Day length and other climatic issues are also factors when trying to grow tropical crops in most of North America.
Is this crop right for me? A system for deciding
When Mangan first began evaluating ethnic crops at the UMass Research Farm, his first consideration would be production practices (including the availability of seed) and yield, but in recent years those priorities have changed. While production practices (including the availability of genetics) remain critical factors, he now considers issues related to size and accessibility of markets equally important. What produce did a given immigrant group eat in their homeland? What part of the plant do they eat? Although varieties may be related, one variety preferred by one ethnic group may be grown for its root, while another variety of the same plant preferred by another ethnic group is grown for its leaves.

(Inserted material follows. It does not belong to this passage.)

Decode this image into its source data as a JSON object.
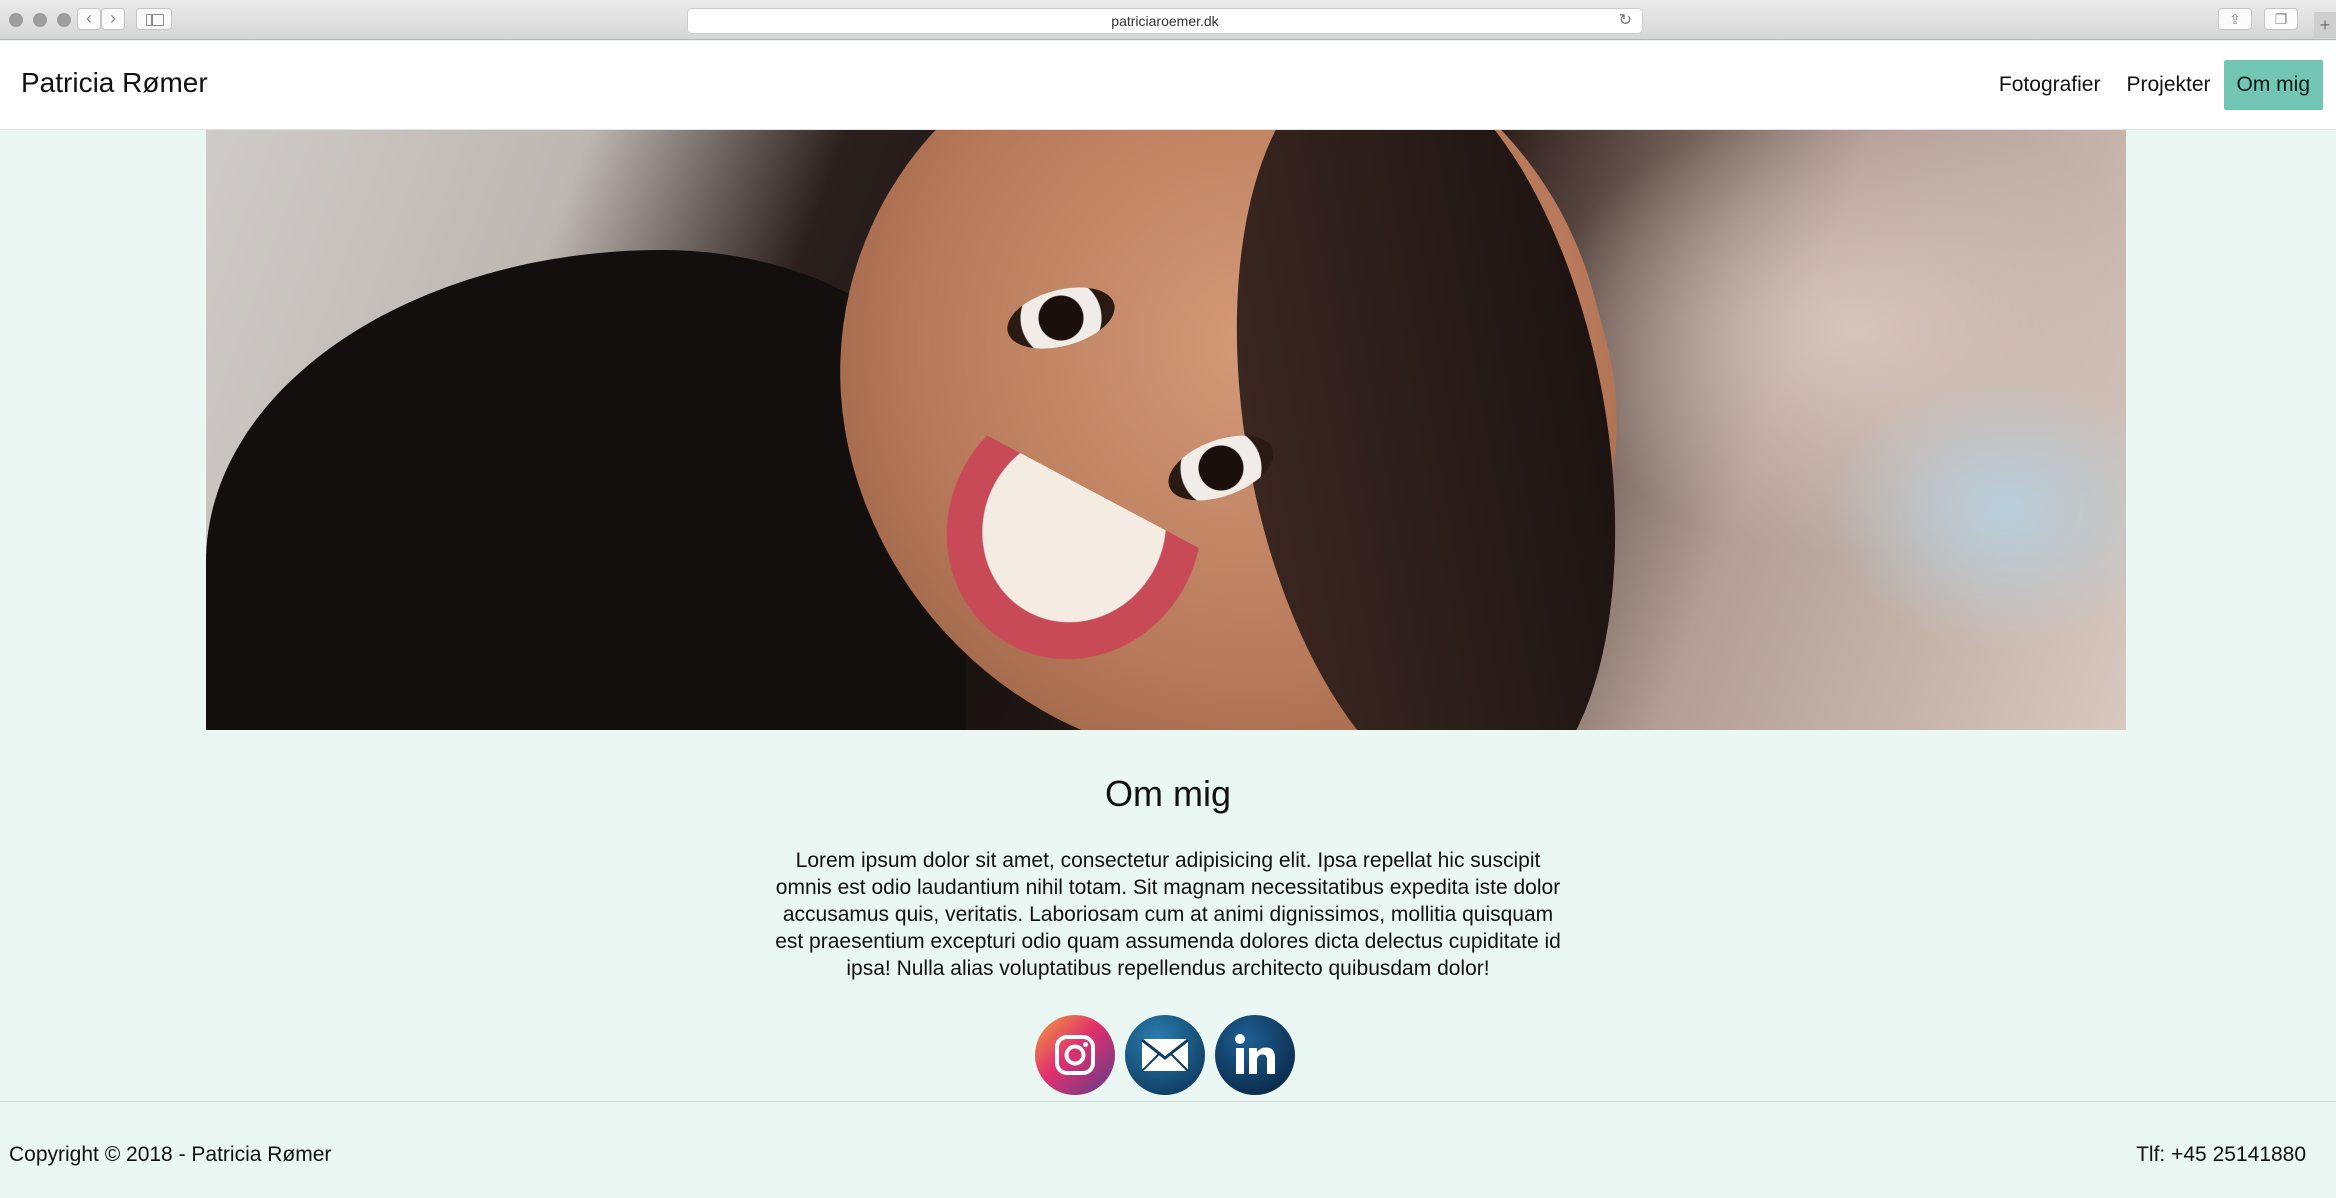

Aji dulce is an example of a variety that could easily be confused with another. A sweet pepper popular among Latinos from the Caribbean, it is the same size, shape, genus and species as habanero, one of the hottest peppers in the world. Latinos from Puerto Rico and the Dominican Republic do not traditionally use hot peppers in their cuisine, and thus want nothing to do with habaneros.
Kabocha (Cucurbita maxima), a dark green squash with yellow to bright orange flesh, is used in the cuisine of several diverse ethnic groups. Originally introduced to Japan by Portuguese traders in the mid-1600s, it has become a popular vegetable there and is used in soups, sushi and tempura. Once introduced to Latino markets, varieties of kabocha are used as a substitute for calabaza.
The Ethnic Crops Program at the University of Massachusetts, headed by Mangan and Maria Moreira, uses this process to decide which ethnic crops to grow:
1. Identify crops by ethnic group.
In your market area, what ethnic groups are present and what fresh produce do they prefer? Identify preferred crop by genus and species.
2. Estimate demand for the crop.
How many people might purchase it and how much would they buy?
3. Evaluate the product.
Grow the product at the research farm before introducing it to commercial farms. Identify cultural issues and means of controlling pests. Estimate crop yield.
4. Establish a market strategy.
Where will this crop be introduced? To whom? How will it be priced? “We start high,” says Mangan, citing abóbora japonesa, a hard squash popular among Brazilians and Asians, as an example. Because it needs a long growing season, it is grown from transplants and on black plastic, making it expensive to produce. Sold from New England to Florida, it can command a wholesale price 100 percent higher than that of other hard squashes.
5. Introduce the product to commercial farms.
Throughout the decision-making process, from genus and species selection to marketing, it is most important to collaborate with members of the specific ethnic group. Brazilians, for example, prefer one of two varieties of jiló-depending on the location of their point of origin within the country. Jiló, which resembles eggplant and is sometimes called garden egg, came from Africa to Brazil with the slave trade. There are two distinct types of jiló, comprido verde claro (long, light green) and morro redondo (round). By talking with Brazilians living in Massachusetts, most of whom are from the state of Minas Gerais, Mangan learned of their preference for the less bitter comprido verde claro variety. He also learned that the Brazilian market will not accept jiló that has turned red or orange.
See Table 1. Enterprise Budget with Variable Cost
Know your costs—an enterprise budget
What will it cost to grow this crop? Before purchasing seed, Mangan recommends a careful enumeration of all factors including labor, materials and anticipated returns. Some crops may require expensive row covers; others (such as the spined but easily bruised maxixe) take special care in harvesting. See Table 1 for the format Mangan uses for his analysis.
The search for new taste
Satisfying the tastes of an ethnic group in your market area may be a large incentive to grow an ethnic crop, but it need not be the only one. Unfamiliar produce, attractively displayed, may become your region’s newest flavor. Be sure to provide storage and preparation instructions together with several recipes for its use.
Kathleen Hatt is a freelance writer and a frequent contributor. She resides in Henniker, N.H.